By Sarah Prasad
Creating and developing a high-performing team is fundamental to business success. Get it right and you have high levels of engagement, you optimise productivity and you’re in a strong position for growth. Get it wrong you have discourse, inefficiency and poor performance.
Our ever-changing, competitive and uncertain world provides a challenging backdrop to all of this, but we are now also moving into a time where we will have 4 or 5 generations in our workforce, each influenced by the major historical events, social trends and cultural phenomena of its time. These forces have shaped the values, expectations and priorities of the different generations so ensuring they are all happy and engaged at work, is arguably another challenge for our leaders now and in the future.
Broadly speaking the generational cohorts are split into: Veterans (1939-1947), Baby Boomers (1948-1963), Generation X (1964-1978) and Millennials (1979-1991). There is also a new generation which will soon enter the workforce, Generation Z, who are under 16 years old.
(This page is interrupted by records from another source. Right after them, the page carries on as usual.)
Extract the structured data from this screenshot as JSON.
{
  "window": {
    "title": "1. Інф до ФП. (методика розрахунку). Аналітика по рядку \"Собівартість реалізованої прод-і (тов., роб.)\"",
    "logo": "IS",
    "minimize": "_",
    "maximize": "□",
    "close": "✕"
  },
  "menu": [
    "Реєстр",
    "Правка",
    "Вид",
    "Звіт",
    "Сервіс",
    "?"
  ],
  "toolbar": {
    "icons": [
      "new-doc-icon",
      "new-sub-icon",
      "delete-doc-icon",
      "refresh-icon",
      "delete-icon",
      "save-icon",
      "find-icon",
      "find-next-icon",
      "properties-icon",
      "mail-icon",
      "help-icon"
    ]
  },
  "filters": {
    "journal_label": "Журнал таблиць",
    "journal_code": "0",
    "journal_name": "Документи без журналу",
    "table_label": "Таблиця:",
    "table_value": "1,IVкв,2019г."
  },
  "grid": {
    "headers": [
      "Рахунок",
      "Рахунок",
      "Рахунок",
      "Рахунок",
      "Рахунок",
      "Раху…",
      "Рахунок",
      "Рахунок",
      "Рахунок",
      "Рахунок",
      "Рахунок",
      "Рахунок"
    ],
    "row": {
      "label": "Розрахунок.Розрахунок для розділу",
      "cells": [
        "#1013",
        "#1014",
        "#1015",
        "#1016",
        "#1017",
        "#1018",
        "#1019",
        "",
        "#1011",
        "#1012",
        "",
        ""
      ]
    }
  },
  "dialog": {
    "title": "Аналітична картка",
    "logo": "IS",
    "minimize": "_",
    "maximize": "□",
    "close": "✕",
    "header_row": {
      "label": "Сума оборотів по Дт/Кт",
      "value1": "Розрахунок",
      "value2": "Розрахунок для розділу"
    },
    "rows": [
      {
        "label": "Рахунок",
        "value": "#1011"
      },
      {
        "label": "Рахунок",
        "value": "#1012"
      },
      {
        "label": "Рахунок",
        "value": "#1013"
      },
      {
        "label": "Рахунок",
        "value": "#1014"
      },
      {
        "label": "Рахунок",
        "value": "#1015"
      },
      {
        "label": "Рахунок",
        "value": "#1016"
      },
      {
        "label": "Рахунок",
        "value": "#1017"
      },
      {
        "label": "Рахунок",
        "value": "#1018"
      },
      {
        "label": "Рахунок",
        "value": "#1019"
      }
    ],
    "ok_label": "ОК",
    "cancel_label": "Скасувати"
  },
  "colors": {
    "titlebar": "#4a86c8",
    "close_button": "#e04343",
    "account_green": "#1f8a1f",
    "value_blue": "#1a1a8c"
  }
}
Last week, our Leeds HR Leadership Forum discussed some of the challenges and benefits of this phenomenon and whilst we didn’t have all the answers we enjoyed an open and engaging discussion that gave us all plenty of food for thought and for me, personally, excitement and optimism for the future.
I’d be lying if I said we didn’t explore the various stereotypes of the different generations. You know the ones. Veterans and Baby Boomers are slow to change but loyal and hard-working, believing the younger generations need to ‘pay their dues’ etc… Millenials are ‘tech-savy’, seek work-life balance and purpose in their work but require immediate gratification and feel ‘entitled’; while Generation X are comfortable with change and self-reliant they are cynical and harbor an inherent distrust of establishments.
Undoubtedly some of these clichés will ring true for some but as we discussed last week, there’s a real danger in sweeping people under ‘headings’ and using assumption and our unconscious biases to influence key business decisions around how we attract, reward and develop our people. Of course we need to understand the different factors that motivate our employees, but surely doing more to engage each person, as a unique individual, will reap bigger rewards for the organisation and individual in the long run?
Maybe then the multi – generational workforce ‘challenge’ isn’t really anything new at all? Maybe we simply need to accelerate the facilitation of environments where, regardless of age or any other characteristic, people are encouraged to learn from one another and able to bring their best selves to work each day? After all, if you follow Dan Pink’s theory on motivation (Drive: The Surprising Truth About What Motivates Us, 2009) once people are paid enough to take the issue of money ‘off the table’, they want autonomy (desire to be self-directed), mastery (desire to get better) and purpose (desire to do something that has meaning and importance).
What do you think? How are you embracing these differences within your workforce for the benefit of the organisation and the individual?
(photo – courtesy of McCrindle)